This case marks the second known measles cases in Florida this year, according to the Miami Herald.  Last year 189 cases of measles were reported in the United States and in 2014 a record-breaking 667 cases were reported, according to the CDC.  The majority of measle victims were unvaccinated. 

Common symptoms of the Measles include fever, rash on the face and mouth, nasal discharge and a cough. Measles is an airborne disease and may spread through sneezing and coughing, according to WebMD. 

The only protection against Measles is vaccination and most schools require students to receive immunizations. However, parents may opt out of immunizations by filling out a religious exemption form. 

Officials are waiting for the 21-day incubation period to end before they can be assured that no one else was infected. Health officials told CBS Miami that on the student's last day of school the student was symptomatic, which means they were already contagious. 

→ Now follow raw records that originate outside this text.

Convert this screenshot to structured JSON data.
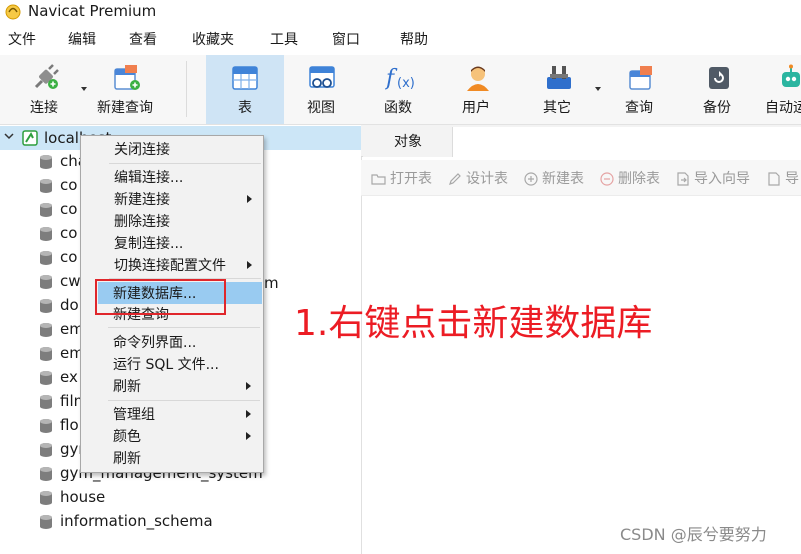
{
  "window": {
    "title": "Navicat Premium"
  },
  "menubar": [
    "文件",
    "编辑",
    "查看",
    "收藏夹",
    "工具",
    "窗口",
    "帮助"
  ],
  "toolbar": {
    "connect": "连接",
    "new_query": "新建查询",
    "table": "表",
    "view": "视图",
    "function": "函数",
    "user": "用户",
    "other": "其它",
    "query": "查询",
    "backup": "备份",
    "auto": "自动运"
  },
  "tree": {
    "connection": "localhost",
    "databases": [
      "cha",
      "co",
      "co",
      "co",
      "co",
      "cw",
      "do",
      "em",
      "em",
      "ex",
      "film",
      "flo",
      "gym",
      "gym_management_system",
      "house",
      "information_schema"
    ],
    "partial_right_text": "m"
  },
  "objects_tab": {
    "label": "对象"
  },
  "object_toolbar": [
    "打开表",
    "设计表",
    "新建表",
    "删除表",
    "导入向导",
    "导"
  ],
  "context_menu": {
    "close_connection": "关闭连接",
    "edit_connection": "编辑连接...",
    "new_connection": "新建连接",
    "delete_connection": "删除连接",
    "copy_connection": "复制连接...",
    "switch_profile": "切换连接配置文件",
    "new_database": "新建数据库...",
    "new_query": "新建查询",
    "command_console": "命令列界面...",
    "run_sql_file": "运行 SQL 文件...",
    "refresh": "刷新",
    "manage_group": "管理组",
    "color": "颜色",
    "refresh2": "刷新"
  },
  "annotation": "1.右键点击新建数据库",
  "watermark": "CSDN @辰兮要努力",
  "colors": {
    "accent": "#cce6f7",
    "highlight": "#99cbf1",
    "annotation": "#ec1c24"
  }
}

The school district released a statement saying, “The Miami-Dade County Health Department has informed us that other students were not at risk in this case, but this serves as a good reminder for parents to keep their children’s vaccinations up to date."